As per our theory, the Vedic Aryans had migrated from East to west. In our earlier book, we had assumed (based on second-hand information) that the Vedic Aryans, during the period of the Rigveda, were inhabitants of the Punjab area identified by scholars as the Saptasindhu. However, the actual data in the Rigveda shows that they were in fact inhabitants of the area to the east of the Punjab, traditionally known as Aryavarta.
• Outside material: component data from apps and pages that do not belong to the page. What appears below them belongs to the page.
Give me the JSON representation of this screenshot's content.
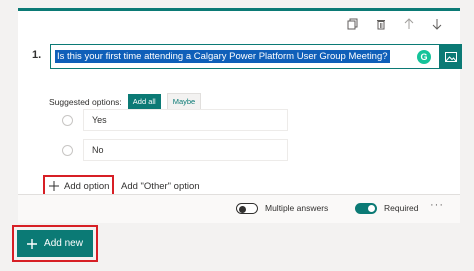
{
  "question": {
    "number": "1.",
    "title": "Is this your first time attending a Calgary Power Platform User Group Meeting?",
    "grammar_badge": "G"
  },
  "toolbar": {
    "icons": [
      "copy-icon",
      "delete-icon",
      "move-up-icon",
      "move-down-icon"
    ]
  },
  "suggested": {
    "label": "Suggested options:",
    "add_all": "Add all",
    "maybe": "Maybe"
  },
  "options": [
    {
      "value": "Yes"
    },
    {
      "value": "No"
    }
  ],
  "actions": {
    "add_option": "Add option",
    "add_other": "Add \"Other\" option"
  },
  "footer": {
    "multiple_answers": "Multiple answers",
    "multiple_answers_on": false,
    "required": "Required",
    "required_on": true,
    "more": "···"
  },
  "add_new": {
    "label": "Add new"
  },
  "colors": {
    "accent": "#0b7a75",
    "highlight_outline": "#d71f25",
    "selection": "#0f5fb9"
  }
}
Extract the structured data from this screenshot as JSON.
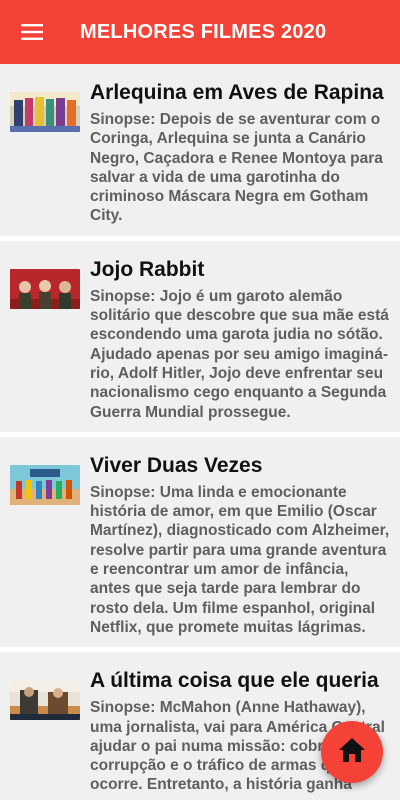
{
  "appbar": {
    "title": "MELHORES FILMES 2020",
    "menu_icon": "hamburger-menu-icon",
    "background_color": "#f44336"
  },
  "movies": [
    {
      "title": "Arlequina em Aves de Rapina",
      "synopsis": "Sinopse: Depois de se aventurar com o Coringa, Arlequina se junta a Canário Negro, Caçadora e Renee Montoya para salvar a vida de uma garotinha do criminoso Máscara Negra em Gotham City."
    },
    {
      "title": "Jojo Rabbit",
      "synopsis": "Sinopse: Jojo é um garoto alemão solitário que descobre que sua mãe está escondendo uma garota judia no sótão. Ajudado apenas por seu amigo imaginá-rio, Adolf Hitler, Jojo deve enfrentar seu nacionalismo cego enquanto a Segunda Guerra Mundial prossegue."
    },
    {
      "title": "Viver Duas Vezes",
      "synopsis": "Sinopse: Uma linda e emocionante história de amor, em que Emilio (Oscar Martínez), diagnosticado com Alzheimer, resolve partir para uma grande aventura e reencontrar um amor de infância, antes que seja tarde para lembrar do rosto dela. Um filme espanhol, original Netflix, que promete muitas lágrimas."
    },
    {
      "title": "A última coisa que ele queria",
      "synopsis": "Sinopse: McMahon (Anne Hathaway), uma jornalista, vai para América Central ajudar o pai numa missão: cobrir a corrupção e o tráfico de armas que ocorre. Entretanto, a história ganha"
    }
  ],
  "fab": {
    "icon": "home-icon",
    "color": "#f44336"
  }
}
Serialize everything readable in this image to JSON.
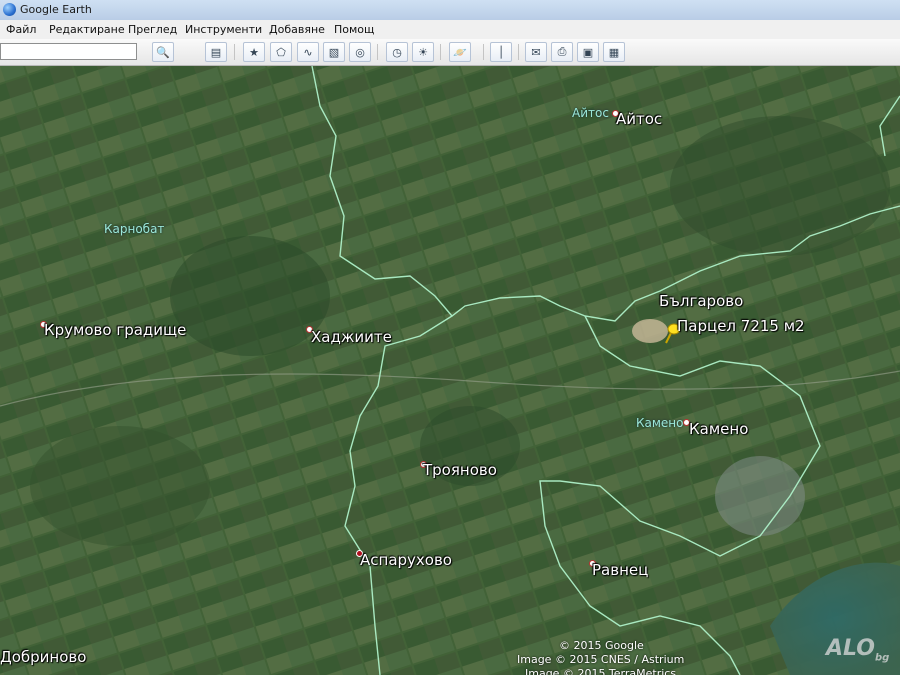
{
  "window": {
    "title": "Google Earth"
  },
  "menu": [
    "Файл",
    "Редактиране",
    "Преглед",
    "Инструменти",
    "Добавяне",
    "Помощ"
  ],
  "search": {
    "value": "",
    "placeholder": ""
  },
  "toolbar_icons": [
    "sidebar-icon",
    "placemark-icon",
    "polygon-icon",
    "path-icon",
    "image-overlay-icon",
    "record-tour-icon",
    "historical-imagery-icon",
    "sun-icon",
    "planets-icon",
    "ruler-icon",
    "email-icon",
    "print-icon",
    "save-image-icon",
    "view-in-maps-icon"
  ],
  "map": {
    "places": [
      {
        "name": "Айтос",
        "kind": "town"
      },
      {
        "name": "Карнобат",
        "kind": "region-label"
      },
      {
        "name": "Крумово градище",
        "kind": "village"
      },
      {
        "name": "Хаджиите",
        "kind": "village"
      },
      {
        "name": "Българово",
        "kind": "village"
      },
      {
        "name": "Парцел 7215 м2",
        "kind": "placemark"
      },
      {
        "name": "Камено",
        "kind": "region-label"
      },
      {
        "name": "Камено",
        "kind": "village"
      },
      {
        "name": "Трояново",
        "kind": "village"
      },
      {
        "name": "Аспарухово",
        "kind": "village"
      },
      {
        "name": "Равнец",
        "kind": "village"
      },
      {
        "name": "Добриново",
        "kind": "village"
      },
      {
        "name": "Айтос",
        "kind": "region-label"
      }
    ],
    "copyright": [
      "© 2015 Google",
      "Image © 2015 CNES / Astrium",
      "Image © 2015 TerraMetrics"
    ],
    "watermark": "ALO",
    "watermark_suffix": "bg"
  },
  "colors": {
    "border": "#aef0c8",
    "terrain": "#3d5a34"
  }
}
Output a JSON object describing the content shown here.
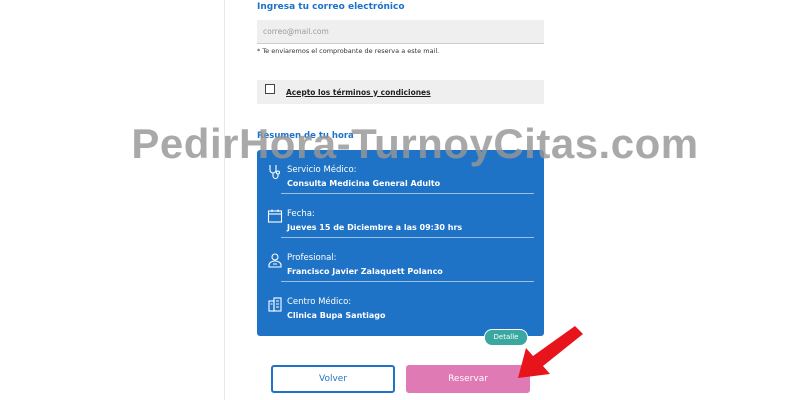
{
  "form": {
    "email_label": "Ingresa tu correo electrónico",
    "email_placeholder": "correo@mail.com",
    "email_note": "* Te enviaremos el comprobante de reserva a este mail.",
    "terms_label": "Acepto los términos y condiciones",
    "terms_checked": false
  },
  "summary": {
    "title": "Resumen de tu hora",
    "rows": [
      {
        "icon": "stethoscope-icon",
        "label": "Servicio Médico:",
        "value": "Consulta Medicina General Adulto"
      },
      {
        "icon": "calendar-icon",
        "label": "Fecha:",
        "value": "Jueves 15 de Diciembre a las 09:30 hrs"
      },
      {
        "icon": "doctor-icon",
        "label": "Profesional:",
        "value": "Francisco Javier Zalaquett Polanco"
      },
      {
        "icon": "building-icon",
        "label": "Centro Médico:",
        "value": "Clinica Bupa Santiago"
      }
    ],
    "detail_badge": "Detalle"
  },
  "actions": {
    "back_label": "Volver",
    "reserve_label": "Reservar"
  },
  "watermark": "PedirHora-TurnoyCitas.com",
  "colors": {
    "primary": "#1f73c6",
    "reserve": "#e07ab5",
    "badge": "#3aa7a0",
    "arrow": "#e8141b"
  }
}
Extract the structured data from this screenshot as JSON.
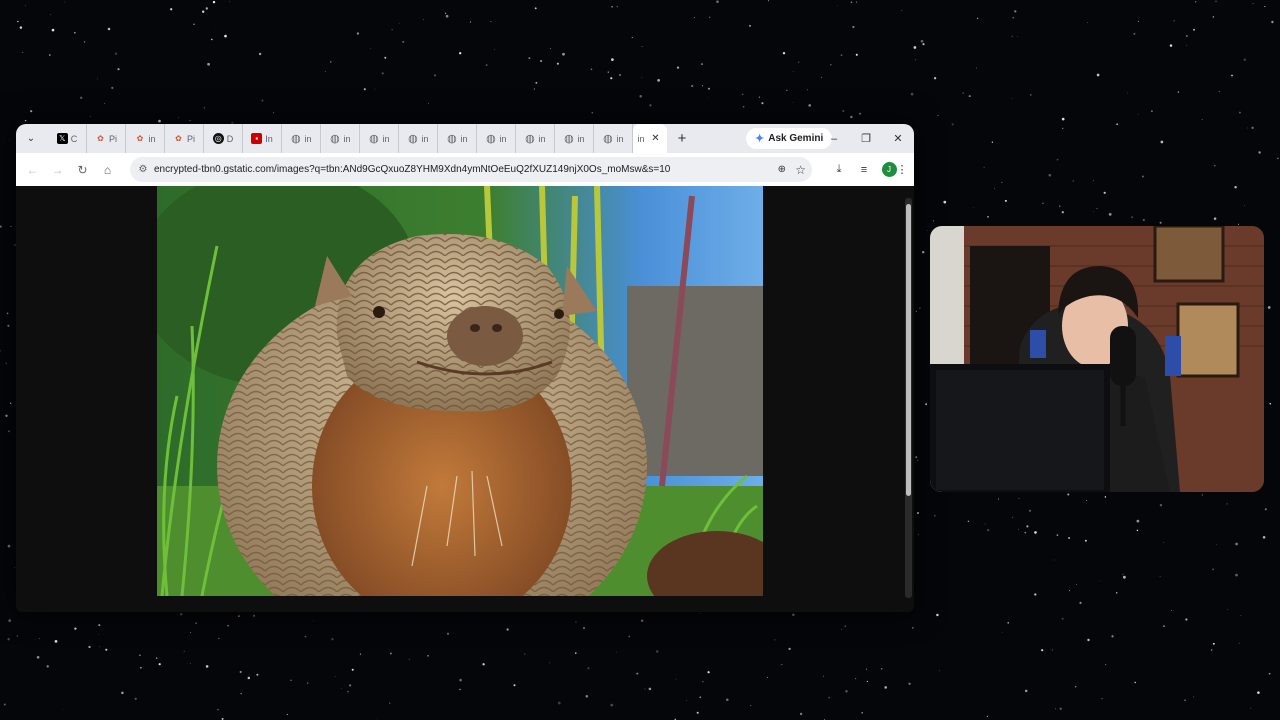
{
  "browser": {
    "tab_search_icon": "chevron-down-icon",
    "tabs": [
      {
        "label": "C",
        "icon": "x-logo-icon",
        "color": "#000000"
      },
      {
        "label": "Pi",
        "icon": "plant-icon",
        "color": "#e8eaf0"
      },
      {
        "label": "in",
        "icon": "plant-icon",
        "color": "#e8eaf0"
      },
      {
        "label": "Pi",
        "icon": "plant-icon",
        "color": "#e8eaf0"
      },
      {
        "label": "D",
        "icon": "chatgpt-icon",
        "color": "#111111"
      },
      {
        "label": "In",
        "icon": "news-icon",
        "color": "#cc0000"
      },
      {
        "label": "in",
        "icon": "globe-icon",
        "color": "#5f6368"
      },
      {
        "label": "in",
        "icon": "globe-icon",
        "color": "#5f6368"
      },
      {
        "label": "in",
        "icon": "globe-icon",
        "color": "#5f6368"
      },
      {
        "label": "in",
        "icon": "globe-icon",
        "color": "#5f6368"
      },
      {
        "label": "in",
        "icon": "globe-icon",
        "color": "#5f6368"
      },
      {
        "label": "in",
        "icon": "globe-icon",
        "color": "#5f6368"
      },
      {
        "label": "in",
        "icon": "globe-icon",
        "color": "#5f6368"
      },
      {
        "label": "in",
        "icon": "globe-icon",
        "color": "#5f6368"
      },
      {
        "label": "in",
        "icon": "globe-icon",
        "color": "#5f6368"
      }
    ],
    "active_tab": {
      "label": "in"
    },
    "new_tab": "+",
    "ask_gemini": "Ask Gemini",
    "window_controls": [
      "–",
      "❐",
      "✕"
    ],
    "url": "encrypted-tbn0.gstatic.com/images?q=tbn:ANd9GcQxuoZ8YHM9Xdn4ymNtOeEuQ2fXUZ149njX0Os_moMsw&s=10",
    "profile_initial": "J",
    "accent": "#1a73e8"
  },
  "content": {
    "image_subject": "armadillo-photo"
  }
}
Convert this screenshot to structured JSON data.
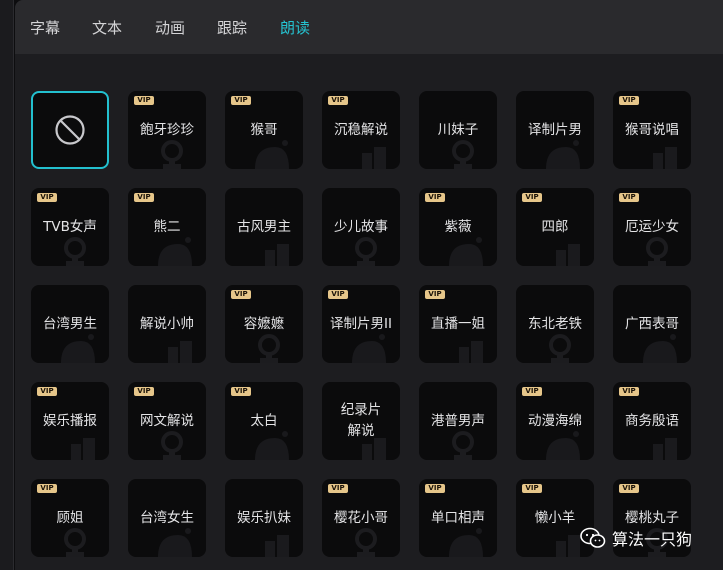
{
  "tabs": [
    {
      "label": "字幕",
      "active": false
    },
    {
      "label": "文本",
      "active": false
    },
    {
      "label": "动画",
      "active": false
    },
    {
      "label": "跟踪",
      "active": false
    },
    {
      "label": "朗读",
      "active": true
    }
  ],
  "accent_color": "#25c3d1",
  "vip_label": "VIP",
  "none_option": {
    "icon": "no-voice-icon",
    "selected": true
  },
  "voices": [
    {
      "name": "飽牙珍珍",
      "vip": true
    },
    {
      "name": "猴哥",
      "vip": true
    },
    {
      "name": "沉稳解说",
      "vip": true
    },
    {
      "name": "川妹子",
      "vip": false
    },
    {
      "name": "译制片男",
      "vip": false
    },
    {
      "name": "猴哥说唱",
      "vip": true
    },
    {
      "name": "TVB女声",
      "vip": true
    },
    {
      "name": "熊二",
      "vip": true
    },
    {
      "name": "古风男主",
      "vip": false
    },
    {
      "name": "少儿故事",
      "vip": false
    },
    {
      "name": "紫薇",
      "vip": true
    },
    {
      "name": "四郎",
      "vip": true
    },
    {
      "name": "厄运少女",
      "vip": true
    },
    {
      "name": "台湾男生",
      "vip": false
    },
    {
      "name": "解说小帅",
      "vip": false
    },
    {
      "name": "容嬷嬷",
      "vip": true
    },
    {
      "name": "译制片男II",
      "vip": true
    },
    {
      "name": "直播一姐",
      "vip": true
    },
    {
      "name": "东北老铁",
      "vip": false
    },
    {
      "name": "广西表哥",
      "vip": false
    },
    {
      "name": "娱乐播报",
      "vip": true
    },
    {
      "name": "网文解说",
      "vip": true
    },
    {
      "name": "太白",
      "vip": true
    },
    {
      "name_lines": [
        "纪录片",
        "解说"
      ],
      "vip": false
    },
    {
      "name": "港普男声",
      "vip": false
    },
    {
      "name": "动漫海绵",
      "vip": true
    },
    {
      "name": "商务殷语",
      "vip": true
    },
    {
      "name": "顾姐",
      "vip": true
    },
    {
      "name": "台湾女生",
      "vip": false
    },
    {
      "name": "娱乐扒妹",
      "vip": false
    },
    {
      "name": "樱花小哥",
      "vip": true
    },
    {
      "name": "单口相声",
      "vip": true
    },
    {
      "name": "懒小羊",
      "vip": true
    },
    {
      "name": "樱桃丸子",
      "vip": true
    }
  ],
  "watermark": {
    "text": "算法一只狗",
    "icon": "wechat-icon"
  }
}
The Punjab was only the western peripheral area of their activity.
A Historical Analysis
SHRIKANT G. TALAGERI
Aditya Prakashan, New Delhi
SECTION I: THE RIGVEDA
1. The AnukramaNIs
2. The Composers of the Rigveda
3. The Chronology of the Rigveda
4. The Geography of the Rigveda
5. The Historical Identity of the Vedic Aryans
SECTION II: BEYOND THE RIGVEDA
6. The Indo-Iranian Homeland
7. The Indo-European Homeland
SECTION III: APPENDICES
8. Misinterpretations of Rigvedic History
9. Michael Witzel – An Examination of Western Vedic Scholarship
10. Sarama and the Panis: A Mythological Theme in the Rigveda
Prominent River-names in Rigveda
Prominent place names in Rigveda
Bibliography and Bibliographical Index
So far as the first section of this book is concerned, I have little to acknowledge to anyone (except, of course, the Vedic Rishis themselves, and the modern scholars responsible for fundamental books on the Rigveda, such as Ralph T.H. Griffith and Visvabandhu, whose translation and word concordance, respectively, have been of fundamental help to me), since this section is almost entirely a product of my study.
However, in respect of the second and third sections of my book, I must first and foremost acknowledge my deep gratitude to the eminent Belgian scholar, Koenraad Elst, not only for his constant interest and encouragement, but, more practically, for the various papers and books sent to me by him (including Erdosy-Witzel-Skjærvø, Winn, Nichols, Bryant etc.) which were of invaluable help in these two sections of the book.
This, of course, is apart from the debt owed by me, as by all true Indians, to this great friend, sympathiser and benefactor of India, whose brilliant writings have contributed to, or aided, the Indian cause.
Also, I am very grateful to two Indian students in the U.S.A. for various papers and books sent to me, which (particularly the invaluable Gnoli) proved to be of great help, and also for the enthusiasm with which they constantly expressed their readiness to send me any information or material required: Dileep Karanth (Gnoli, etc.) and Sudhir Subrahmanya (Mair, etc.).
And my deepest gratitude is to Shri Sita Ram Goel for the wonderful and comprehensive index to this book so painstakingly prepared by him; and even more so for the fact that, but for him, neither this book nor its predecessor would ever have seen the light of day.